Yiftach Ofek

Junior Fellow
2019

My dissertation project, “The ‘New Jew’ of Zionist Historiography”, explores the views of three of the most influential historians of the Jewish people in the twentieth century – Yitzhak Baer, Yehezkel Kaufmann, and Gershom Scholem – on human nature, and the desired character ideal for the ‘New Jew’ that would emerge in the Land of Israel as part of the Zionist project. I suggest that their respective views were formed under the influence of two parallel currents in contemporary social thought: the broader discussions in the Jewish world on the characteristics of the modern Jew in Israel and the diaspora, and the philosophic Discourse of Man that developed primarily in Europe in the late nineteenth and early twentieth centuries in response to the so-called ‘Crisis of Humanism’. 

I came to this project as a result of a deep unease with contemporary discussions about human nature and the role of religion in public life. In the early and middle decades of the twentieth century, there raged a lively and critical debate across the humanities and social sciences on whether it still made sense to speak of a universal human nature in an age of global multiculturalism, on whether we can continue adhering to religiously-informed conceptions of human nature after the ‘Death of God’, and about the challenge posed by non-Western religions to Western cultural norms. In recent decades, however, these debates seem to have all but disappeared, or at least became secondary in importance. And yet, I wondered: Have we resolved these questions satisfactorily? Or is there room to return to these earlier debates to explore what may still be learned? 

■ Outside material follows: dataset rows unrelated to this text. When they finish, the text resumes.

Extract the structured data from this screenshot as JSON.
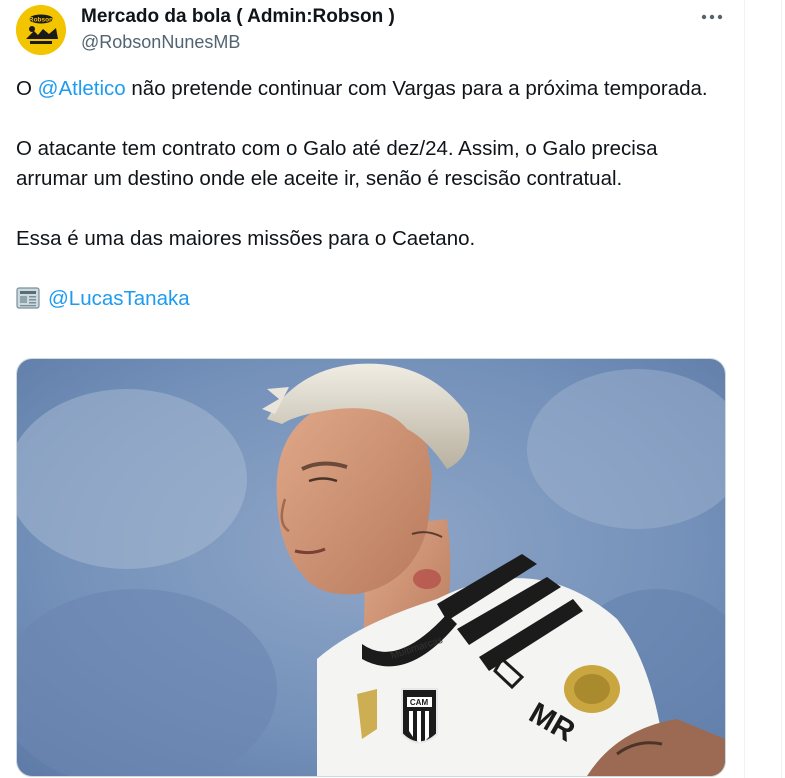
{
  "tweet": {
    "display_name": "Mercado da bola ( Admin:Robson )",
    "handle": "@RobsonNunesMB",
    "avatar_text": "Robson",
    "paragraph1_prefix": "O ",
    "paragraph1_mention": "@Atletico",
    "paragraph1_suffix": " não pretende continuar com Vargas para a próxima temporada.",
    "paragraph2": "O atacante tem contrato com o Galo até dez/24. Assim, o Galo precisa arrumar um destino onde ele aceite ir, senão é rescisão contratual.",
    "paragraph3": "Essa é uma das maiores missões para o Caetano.",
    "source_icon": "newspaper-icon",
    "source_mention": "@LucasTanaka",
    "more_icon": "more-dots-icon",
    "media": {
      "jersey_sponsor_1": "Multimarcas",
      "jersey_sponsor_2": "MR",
      "crest_text": "CAM"
    }
  },
  "colors": {
    "text": "#0f1419",
    "secondary": "#536471",
    "link": "#1d9bf0",
    "avatar_bg": "#f3c400"
  }
}
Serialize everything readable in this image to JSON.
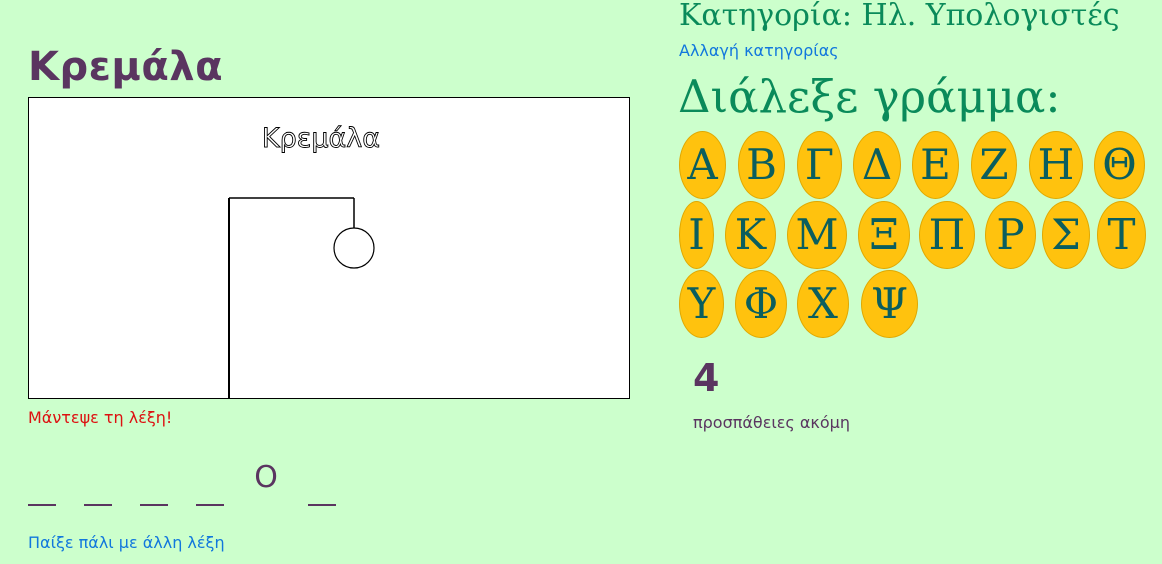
{
  "game": {
    "title": "Κρεμάλα",
    "canvas_title": "Κρεμάλα",
    "message": "Μάντεψε τη λέξη!",
    "play_again": "Παίξε πάλι με άλλη λέξη",
    "tries_left": "4",
    "tries_label": "προσπάθειες ακόμη"
  },
  "word": [
    "",
    "",
    "",
    "",
    "Ο",
    ""
  ],
  "category": {
    "label": "Κατηγορία: Ηλ. Υπολογιστές",
    "change": "Αλλαγή κατηγορίας"
  },
  "picker": {
    "label": "Διάλεξε γράμμα:",
    "letters": [
      "Α",
      "Β",
      "Γ",
      "Δ",
      "Ε",
      "Ζ",
      "Η",
      "Θ",
      "Ι",
      "Κ",
      "Μ",
      "Ξ",
      "Π",
      "Ρ",
      "Σ",
      "Τ",
      "Υ",
      "Φ",
      "Χ",
      "Ψ"
    ]
  },
  "colors": {
    "background": "#ccffcc",
    "title": "#5a3560",
    "accent_green": "#0a8a5a",
    "link": "#1177dd",
    "error": "#dd1111",
    "letter_button": "#ffc20e"
  }
}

The Martin Marty Center, with its long and distinguished commitment to research across disciplines and across religious traditions, offers an ideal environment in which to develop this project. As a Junior Fellow, I look forward to discussing different and perhaps even competing notions of human nature with scholars of diverse perspectives and diverse cultural traditions. In addition, I hope to take advantage of the Center’s resources to learn how to make my scholarship more relevant to the public square, and make my own contributions to the Center’s enduring reputation in bridging the divide between academic and non-academic audiences.